Nothing helps the jurors more in their effort to keep up with your cross than providing them with sign posts along the road. Simply declare your topic: “Now, let’s talk about the data you relied upon in reaching your opinion.” This is not a question, but nobody ever objects. Everyone in the courtroom appreciates you telling them where things are heading.


Nothing is worse than a cross that ends with a fizzle rather than a bang. There is no excuse for a bad finish. You want to end strong because the jurors will remember best what you did last (principle of recency). Always reserve for your last line of questioning a powerful, invulnerable point founded on admissible evidence which the witness must concede or be impeached. Couple that strong point with your confident appearance and “No further questions,” and you have concluded an organized dynamic cross.

Monday, November 4, 2013


Don’t Show the Damage

You asked the “Why” question on cross-examination. And, you just learned why it is a commandment that you should never ask a “why” question on cross. You learned that you opened the door for the expert witness who is now expounding on the other side’s case theory. You wish you could go hide under counsel table. But, that’s not an option.

Don’t let the jury see you bleed. Remain calm, and don’t let the damage register on your face. The jurors are constantly watching you. If you reveal how much the witness’s answer hurt, it will just compound the harm. Even worse, your crushed reaction may turn the jury against you and your client. It’s to your advantage to maintain a poker face.

Don’t Be Cross and Don’t Get Ahead of the Jury

Axiom for cross-examination: You don’t have to be cross to cross-examine. James W. McElhaney in McElhaney’s Trial Notebook put it this way when discussing quarreling with a witness on cross: “. . . Once again, the hallmark of poor cross-examination is arguing over unessential details.

“Part of the problem of the needless quarrel is the demeanor of the cross-examiner. Usually it is not a good idea to ask questions in an accusatorial manner. The jury has a lot of sympathy with the person in the witness box. The advantage of the lawyer in being able to ask questions and insist on answers to them is obvious to the jury. Unnecessary hostility is likely to backfire.

“Yet there may be a time for a raised eyebrow, a series of rapid fire questions or even righteous indignation. To some extent the jury gets its cue from counsel how to respond to the testimony, and you should not neglect this role. The problem is to strike the proper balance without putting on a transparent act. One good way to approach this balance is to keep from being hostile with a witness even one you know is lying, unless the jury can see you have a good reason for it.”

Another way to express this principle is: Never get ahead of the jury.

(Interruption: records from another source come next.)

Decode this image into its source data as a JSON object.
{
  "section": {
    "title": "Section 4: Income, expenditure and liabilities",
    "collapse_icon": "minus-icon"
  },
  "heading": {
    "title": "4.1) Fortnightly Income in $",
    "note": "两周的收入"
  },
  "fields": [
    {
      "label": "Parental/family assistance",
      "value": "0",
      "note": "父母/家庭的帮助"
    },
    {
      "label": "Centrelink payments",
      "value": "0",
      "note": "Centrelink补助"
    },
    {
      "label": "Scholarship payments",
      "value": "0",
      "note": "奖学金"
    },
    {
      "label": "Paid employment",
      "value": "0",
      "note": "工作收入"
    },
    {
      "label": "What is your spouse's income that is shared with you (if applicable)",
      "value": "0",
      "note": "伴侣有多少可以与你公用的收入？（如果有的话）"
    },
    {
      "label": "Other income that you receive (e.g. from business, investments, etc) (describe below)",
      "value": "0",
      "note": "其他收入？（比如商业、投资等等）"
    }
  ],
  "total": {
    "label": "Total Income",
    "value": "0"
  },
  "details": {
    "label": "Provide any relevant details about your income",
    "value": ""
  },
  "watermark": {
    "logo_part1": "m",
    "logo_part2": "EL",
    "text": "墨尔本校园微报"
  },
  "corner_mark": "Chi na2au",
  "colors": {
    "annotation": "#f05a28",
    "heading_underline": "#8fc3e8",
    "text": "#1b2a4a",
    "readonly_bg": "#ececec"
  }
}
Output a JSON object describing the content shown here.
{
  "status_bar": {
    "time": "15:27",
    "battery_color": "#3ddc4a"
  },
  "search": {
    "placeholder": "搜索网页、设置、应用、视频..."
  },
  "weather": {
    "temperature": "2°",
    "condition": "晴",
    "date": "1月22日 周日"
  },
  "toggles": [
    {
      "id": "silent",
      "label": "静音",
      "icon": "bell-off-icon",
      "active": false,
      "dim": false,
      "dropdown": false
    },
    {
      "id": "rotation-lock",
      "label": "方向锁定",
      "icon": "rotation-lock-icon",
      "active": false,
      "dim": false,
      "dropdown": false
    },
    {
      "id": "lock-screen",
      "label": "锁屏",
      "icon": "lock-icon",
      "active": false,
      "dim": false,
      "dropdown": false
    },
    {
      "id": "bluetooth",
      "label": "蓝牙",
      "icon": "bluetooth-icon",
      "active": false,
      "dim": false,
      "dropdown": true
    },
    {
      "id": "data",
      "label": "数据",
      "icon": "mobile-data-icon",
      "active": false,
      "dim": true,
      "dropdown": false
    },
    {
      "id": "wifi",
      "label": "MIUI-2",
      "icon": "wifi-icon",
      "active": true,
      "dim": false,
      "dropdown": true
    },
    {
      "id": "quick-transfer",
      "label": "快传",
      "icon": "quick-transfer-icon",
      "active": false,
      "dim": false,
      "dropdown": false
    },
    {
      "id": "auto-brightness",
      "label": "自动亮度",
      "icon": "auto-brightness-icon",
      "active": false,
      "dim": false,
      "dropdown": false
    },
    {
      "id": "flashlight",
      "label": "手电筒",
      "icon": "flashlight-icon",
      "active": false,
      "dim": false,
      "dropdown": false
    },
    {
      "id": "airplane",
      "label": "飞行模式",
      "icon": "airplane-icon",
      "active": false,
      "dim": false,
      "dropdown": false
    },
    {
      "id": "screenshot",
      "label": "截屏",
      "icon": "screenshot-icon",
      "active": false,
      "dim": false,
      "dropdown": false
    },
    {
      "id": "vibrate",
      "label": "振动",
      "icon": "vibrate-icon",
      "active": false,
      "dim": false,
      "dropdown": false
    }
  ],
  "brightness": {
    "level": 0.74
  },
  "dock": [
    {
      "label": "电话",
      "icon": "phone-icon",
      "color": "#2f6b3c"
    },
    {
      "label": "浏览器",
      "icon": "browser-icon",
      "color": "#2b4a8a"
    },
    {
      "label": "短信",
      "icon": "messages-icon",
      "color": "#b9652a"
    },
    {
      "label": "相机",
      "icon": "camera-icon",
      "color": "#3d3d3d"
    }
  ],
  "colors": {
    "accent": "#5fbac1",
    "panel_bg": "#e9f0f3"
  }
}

In other words, don’t go after a witness harshly unless you are convinced the jury thinks the witness deserves it.

Don’t Be Nasty

In On Trial: Lessons from a Lifetime in the Courtroom, Henry G. Miller states: “A soft word turneth away wrath. A smile can disarm the most hostile witness. Be courteous and fair to all witnesses and by your decency carry the jury with you. I believe these sentiments and try to practice them.”

Be a Seeker of Truth and Show It

The proper demeanor for the cross-examiner is to be professional and a seeker of truth. As a seeker of truth, you may ask tough questions. While jurors do sympathize with witnesses who are being subjected to cross, witnesses differ and so must the cross-examiner’s demeanor. When cross-examining the vulnerable witness, such as a child, counsel’s manner normally should be solicitous. On the other hand, when cross-examining an expert witness, particularly one who is gives evasive answers, counsel’s demeanor may be more assertive. Again, never get out ahead of the jury.

Be Confident

Henry G. Miller in On Trial offers another sound piece of advice: “Act Like You’re Getting Somewhere. Great cross-examiners always act as if they’re getting somewhere. They start smartly. They finish smartly. They exude confidence. They seem to find guilty inferences in every answer, no matter how innocent.”